“….accepting one another and forgiving one another if anyone has a complaint against another. Just as the Lord has forgiven you, so also you must forgive” (Colossians 3:13).
For reasons I never fully understood the old gentleman carried around a load of bitterness, much of it directed toward me his pastor. In a business conference when we were discussing calling a young man as our youth director, the old man stood and poured out venom on the proceedings. He was clearly angry about something, all out of proportion to what we were discussing.
“I have no idea what it is between you and him,” said a man in his Sunday School class. “Actually,” he continued, “he’s a good teacher. I like him.”
I knew a little of what had happened. A year earlier, the gentleman was convinced that I had not greeted him and his wife at a church function. “You talked to everyone there except us.” I was completely unaware of this and apologized, then drove across the city to his home and apologized to his wife. A sweet lady, she said it was nothing, that her husband was just being himself.

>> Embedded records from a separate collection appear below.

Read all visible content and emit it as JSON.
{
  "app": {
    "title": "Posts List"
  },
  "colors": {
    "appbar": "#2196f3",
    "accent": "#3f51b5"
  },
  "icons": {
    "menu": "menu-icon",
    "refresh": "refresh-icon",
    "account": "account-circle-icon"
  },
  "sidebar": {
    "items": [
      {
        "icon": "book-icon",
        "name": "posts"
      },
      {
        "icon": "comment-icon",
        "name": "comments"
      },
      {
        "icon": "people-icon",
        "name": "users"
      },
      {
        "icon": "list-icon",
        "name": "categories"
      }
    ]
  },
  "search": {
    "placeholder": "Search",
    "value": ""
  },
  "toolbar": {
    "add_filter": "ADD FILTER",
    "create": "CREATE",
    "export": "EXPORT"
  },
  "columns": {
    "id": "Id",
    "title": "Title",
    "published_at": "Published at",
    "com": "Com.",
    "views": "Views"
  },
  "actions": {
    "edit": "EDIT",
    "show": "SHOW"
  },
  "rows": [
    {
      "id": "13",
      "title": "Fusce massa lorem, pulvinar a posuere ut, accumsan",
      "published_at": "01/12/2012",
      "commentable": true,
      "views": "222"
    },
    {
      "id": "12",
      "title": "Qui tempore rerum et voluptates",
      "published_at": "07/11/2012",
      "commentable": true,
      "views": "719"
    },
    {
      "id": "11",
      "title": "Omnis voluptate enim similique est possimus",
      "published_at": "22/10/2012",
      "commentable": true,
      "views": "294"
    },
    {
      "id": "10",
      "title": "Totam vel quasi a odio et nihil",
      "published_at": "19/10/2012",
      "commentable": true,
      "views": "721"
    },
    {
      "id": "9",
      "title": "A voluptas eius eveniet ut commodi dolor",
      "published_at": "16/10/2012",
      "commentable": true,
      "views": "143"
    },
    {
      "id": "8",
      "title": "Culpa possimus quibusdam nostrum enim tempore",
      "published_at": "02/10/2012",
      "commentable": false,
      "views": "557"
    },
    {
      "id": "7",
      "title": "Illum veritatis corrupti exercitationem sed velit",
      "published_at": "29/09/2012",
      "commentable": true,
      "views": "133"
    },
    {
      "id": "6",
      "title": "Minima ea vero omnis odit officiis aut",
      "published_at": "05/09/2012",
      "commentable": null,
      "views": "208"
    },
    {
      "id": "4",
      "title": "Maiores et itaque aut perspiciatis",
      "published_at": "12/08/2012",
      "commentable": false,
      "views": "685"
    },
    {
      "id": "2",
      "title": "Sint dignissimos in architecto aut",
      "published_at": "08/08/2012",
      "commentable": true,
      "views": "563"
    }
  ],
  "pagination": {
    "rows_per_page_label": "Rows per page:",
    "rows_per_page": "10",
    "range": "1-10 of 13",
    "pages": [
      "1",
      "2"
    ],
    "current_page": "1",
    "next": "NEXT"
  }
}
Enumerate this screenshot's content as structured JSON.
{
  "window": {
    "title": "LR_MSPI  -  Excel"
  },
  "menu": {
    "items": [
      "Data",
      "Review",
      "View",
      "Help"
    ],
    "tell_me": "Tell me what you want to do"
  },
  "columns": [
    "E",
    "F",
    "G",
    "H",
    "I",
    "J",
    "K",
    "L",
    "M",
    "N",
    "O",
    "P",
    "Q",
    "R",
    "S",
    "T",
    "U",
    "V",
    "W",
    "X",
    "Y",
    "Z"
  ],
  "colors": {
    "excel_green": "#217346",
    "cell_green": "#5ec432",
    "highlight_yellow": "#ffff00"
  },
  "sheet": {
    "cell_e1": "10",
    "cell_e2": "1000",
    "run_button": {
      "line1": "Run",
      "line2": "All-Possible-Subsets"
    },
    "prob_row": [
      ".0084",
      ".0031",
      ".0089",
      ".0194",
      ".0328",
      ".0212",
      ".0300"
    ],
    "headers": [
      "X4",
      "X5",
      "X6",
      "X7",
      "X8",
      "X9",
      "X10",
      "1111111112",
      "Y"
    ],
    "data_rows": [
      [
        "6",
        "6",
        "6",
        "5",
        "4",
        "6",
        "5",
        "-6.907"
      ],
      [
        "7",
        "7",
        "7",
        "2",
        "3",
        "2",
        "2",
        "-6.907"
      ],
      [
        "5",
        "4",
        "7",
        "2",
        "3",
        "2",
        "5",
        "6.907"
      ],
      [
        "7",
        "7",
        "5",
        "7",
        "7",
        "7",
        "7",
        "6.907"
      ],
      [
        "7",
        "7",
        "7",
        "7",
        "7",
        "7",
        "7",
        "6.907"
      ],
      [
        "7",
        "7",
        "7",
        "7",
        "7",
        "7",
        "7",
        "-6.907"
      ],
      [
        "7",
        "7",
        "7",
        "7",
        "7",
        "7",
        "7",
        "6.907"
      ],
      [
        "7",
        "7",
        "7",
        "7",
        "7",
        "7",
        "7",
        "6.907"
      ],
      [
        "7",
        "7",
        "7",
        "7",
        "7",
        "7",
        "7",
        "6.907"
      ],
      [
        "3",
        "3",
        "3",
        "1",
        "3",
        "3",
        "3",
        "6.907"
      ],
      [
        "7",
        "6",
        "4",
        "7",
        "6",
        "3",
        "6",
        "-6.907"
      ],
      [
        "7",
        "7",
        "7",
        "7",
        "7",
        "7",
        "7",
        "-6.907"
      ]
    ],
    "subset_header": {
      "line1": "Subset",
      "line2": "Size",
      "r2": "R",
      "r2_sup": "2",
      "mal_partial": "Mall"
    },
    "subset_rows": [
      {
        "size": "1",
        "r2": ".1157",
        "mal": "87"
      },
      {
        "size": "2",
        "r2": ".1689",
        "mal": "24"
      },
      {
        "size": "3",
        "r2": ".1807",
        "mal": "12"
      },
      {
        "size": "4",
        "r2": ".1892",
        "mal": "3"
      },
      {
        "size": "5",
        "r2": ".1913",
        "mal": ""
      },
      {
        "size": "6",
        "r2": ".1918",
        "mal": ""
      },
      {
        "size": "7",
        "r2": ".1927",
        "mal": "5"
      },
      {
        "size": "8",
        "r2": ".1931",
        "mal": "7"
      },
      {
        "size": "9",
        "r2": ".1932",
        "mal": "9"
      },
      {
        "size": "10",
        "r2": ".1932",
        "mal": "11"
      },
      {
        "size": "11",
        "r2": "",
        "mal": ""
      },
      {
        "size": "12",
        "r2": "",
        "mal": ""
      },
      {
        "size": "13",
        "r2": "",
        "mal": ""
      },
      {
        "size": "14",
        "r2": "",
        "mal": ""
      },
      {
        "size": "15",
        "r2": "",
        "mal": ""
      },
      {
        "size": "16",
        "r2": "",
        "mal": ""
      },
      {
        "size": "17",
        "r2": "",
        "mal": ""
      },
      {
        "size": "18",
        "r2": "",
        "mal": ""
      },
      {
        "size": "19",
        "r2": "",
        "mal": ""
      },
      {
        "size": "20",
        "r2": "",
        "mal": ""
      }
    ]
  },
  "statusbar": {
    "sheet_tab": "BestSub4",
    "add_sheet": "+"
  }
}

The man never turned it loose. He now had a license to be angry at his preacher.
It all came to a head when he took exception to a sermon I’d preached, one in which I had taken off the kid gloves and engaged in a little bare-knuckled sparring regarding a longstanding problem in the church. He wrote a long critical letter and delivered it by the office on Monday morning. The letter ended, “I do not love you.”
I answered his letter. I pointed out he would be surprised how many members had thanked me for the sermon and said it was long overdue. I ended, “I’m sorry you do not love me, but I love you and I’m praying for you.”
Many people we have to love by faith and our feelings have nothing to do with it.
That night, after I told her about the letter, my wife Margaret made the old gentleman a cake and put a note of kindness with it. The next day, the church custodian drove across town and delivered the cake.
The next morning, from my office I could hear the old guy telling the receptionist, “Give this to Dr. McKeever and tell him to get my name right the next time.”
She brought the cake into my office, set it on the table, and walked out.